Content starts
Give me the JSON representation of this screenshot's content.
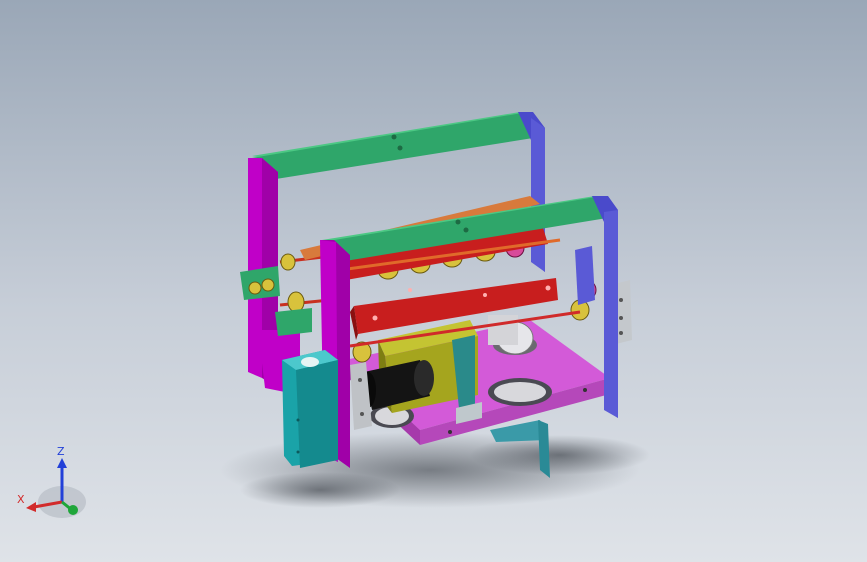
{
  "viewport": {
    "size_px": "867x562",
    "background_top": "#9aa7b7",
    "background_bottom": "#dfe3e8"
  },
  "model": {
    "part_colors": {
      "frame_top_rail": "#2fa66a",
      "side_frame_magenta": "#c000c8",
      "side_frame_blue": "#5a5ad6",
      "carriage_red": "#c81e1e",
      "base_plate": "#d35ad8",
      "cylinder_cyan": "#1aa3a8",
      "motor_black": "#141414",
      "mount_olive": "#a5a51e",
      "bracket_teal": "#2a8a8a",
      "roller_yellow": "#d8c23c"
    }
  },
  "triad": {
    "z_label": "Z",
    "x_label": "X",
    "x_color": "#d22b2b",
    "y_color": "#1fa63a",
    "z_color": "#2240d8"
  }
}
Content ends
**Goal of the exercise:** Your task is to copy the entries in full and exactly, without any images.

**Answer area:**
Give me the JSON representation of this screenshot's content.
{
  "viewport": {
    "size_px": "867x562",
    "background_top": "#9aa7b7",
    "background_bottom": "#dfe3e8"
  },
  "model": {
    "part_colors": {
      "frame_top_rail": "#2fa66a",
      "side_frame_magenta": "#c000c8",
      "side_frame_blue": "#5a5ad6",
      "carriage_red": "#c81e1e",
      "base_plate": "#d35ad8",
      "cylinder_cyan": "#1aa3a8",
      "motor_black": "#141414",
      "mount_olive": "#a5a51e",
      "bracket_teal": "#2a8a8a",
      "roller_yellow": "#d8c23c"
    }
  },
  "triad": {
    "z_label": "Z",
    "x_label": "X",
    "x_color": "#d22b2b",
    "y_color": "#1fa63a",
    "z_color": "#2240d8"
  }
}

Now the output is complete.